───── Supplied records ─────

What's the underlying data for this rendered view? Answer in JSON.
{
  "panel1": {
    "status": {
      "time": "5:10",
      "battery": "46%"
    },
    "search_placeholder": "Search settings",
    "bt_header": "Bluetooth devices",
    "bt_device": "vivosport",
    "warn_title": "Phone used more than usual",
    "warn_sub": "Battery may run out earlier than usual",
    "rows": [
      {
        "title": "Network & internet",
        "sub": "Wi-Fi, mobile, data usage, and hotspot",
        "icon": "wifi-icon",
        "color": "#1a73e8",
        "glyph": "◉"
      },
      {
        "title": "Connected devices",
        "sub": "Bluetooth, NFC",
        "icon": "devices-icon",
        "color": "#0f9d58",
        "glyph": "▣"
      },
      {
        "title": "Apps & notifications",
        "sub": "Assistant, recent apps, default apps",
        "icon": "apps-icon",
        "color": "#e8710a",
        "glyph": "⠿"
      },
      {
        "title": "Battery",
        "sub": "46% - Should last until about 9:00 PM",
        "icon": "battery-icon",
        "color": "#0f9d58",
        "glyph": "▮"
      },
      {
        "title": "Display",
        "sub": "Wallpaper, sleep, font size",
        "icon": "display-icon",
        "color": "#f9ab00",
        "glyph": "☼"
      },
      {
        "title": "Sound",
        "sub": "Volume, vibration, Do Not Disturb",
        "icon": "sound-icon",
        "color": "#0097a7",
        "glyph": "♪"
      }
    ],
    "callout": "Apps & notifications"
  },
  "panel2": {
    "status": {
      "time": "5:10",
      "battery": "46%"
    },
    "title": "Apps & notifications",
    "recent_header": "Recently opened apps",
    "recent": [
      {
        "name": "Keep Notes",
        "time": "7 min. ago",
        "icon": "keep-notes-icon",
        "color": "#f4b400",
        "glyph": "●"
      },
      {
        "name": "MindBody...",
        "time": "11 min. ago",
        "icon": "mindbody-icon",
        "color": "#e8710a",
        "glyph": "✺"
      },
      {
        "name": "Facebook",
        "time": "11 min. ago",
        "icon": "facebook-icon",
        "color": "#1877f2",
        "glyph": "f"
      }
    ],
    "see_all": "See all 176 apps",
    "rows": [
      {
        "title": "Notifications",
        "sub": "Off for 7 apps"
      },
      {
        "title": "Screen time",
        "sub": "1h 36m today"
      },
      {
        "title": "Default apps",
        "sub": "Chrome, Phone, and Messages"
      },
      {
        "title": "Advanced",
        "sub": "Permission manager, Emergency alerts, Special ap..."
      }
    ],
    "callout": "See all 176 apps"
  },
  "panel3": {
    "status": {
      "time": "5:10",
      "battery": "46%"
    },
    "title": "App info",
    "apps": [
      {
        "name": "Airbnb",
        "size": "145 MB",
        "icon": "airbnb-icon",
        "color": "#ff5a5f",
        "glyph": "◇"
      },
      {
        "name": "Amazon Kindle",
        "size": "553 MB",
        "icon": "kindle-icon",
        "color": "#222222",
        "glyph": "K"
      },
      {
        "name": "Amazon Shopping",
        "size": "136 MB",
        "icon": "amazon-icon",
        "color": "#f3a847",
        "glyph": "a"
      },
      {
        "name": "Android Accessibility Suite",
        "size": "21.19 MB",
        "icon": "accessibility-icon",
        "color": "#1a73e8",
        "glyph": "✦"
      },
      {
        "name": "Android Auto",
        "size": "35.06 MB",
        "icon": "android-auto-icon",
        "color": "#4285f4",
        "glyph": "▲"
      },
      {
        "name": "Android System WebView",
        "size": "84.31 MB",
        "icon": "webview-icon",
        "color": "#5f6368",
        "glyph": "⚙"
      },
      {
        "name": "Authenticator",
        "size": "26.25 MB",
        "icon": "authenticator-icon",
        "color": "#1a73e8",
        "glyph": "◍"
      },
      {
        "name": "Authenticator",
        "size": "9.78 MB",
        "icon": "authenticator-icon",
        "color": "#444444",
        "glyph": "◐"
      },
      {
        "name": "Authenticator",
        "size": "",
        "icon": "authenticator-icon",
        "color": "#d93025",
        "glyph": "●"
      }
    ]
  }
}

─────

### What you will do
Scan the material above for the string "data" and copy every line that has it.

### Solution to this exercise
What's the underlying data for this rendered view? Answer in JSON.
        "sub": "Wi-Fi, mobile, data usage, and hotspot",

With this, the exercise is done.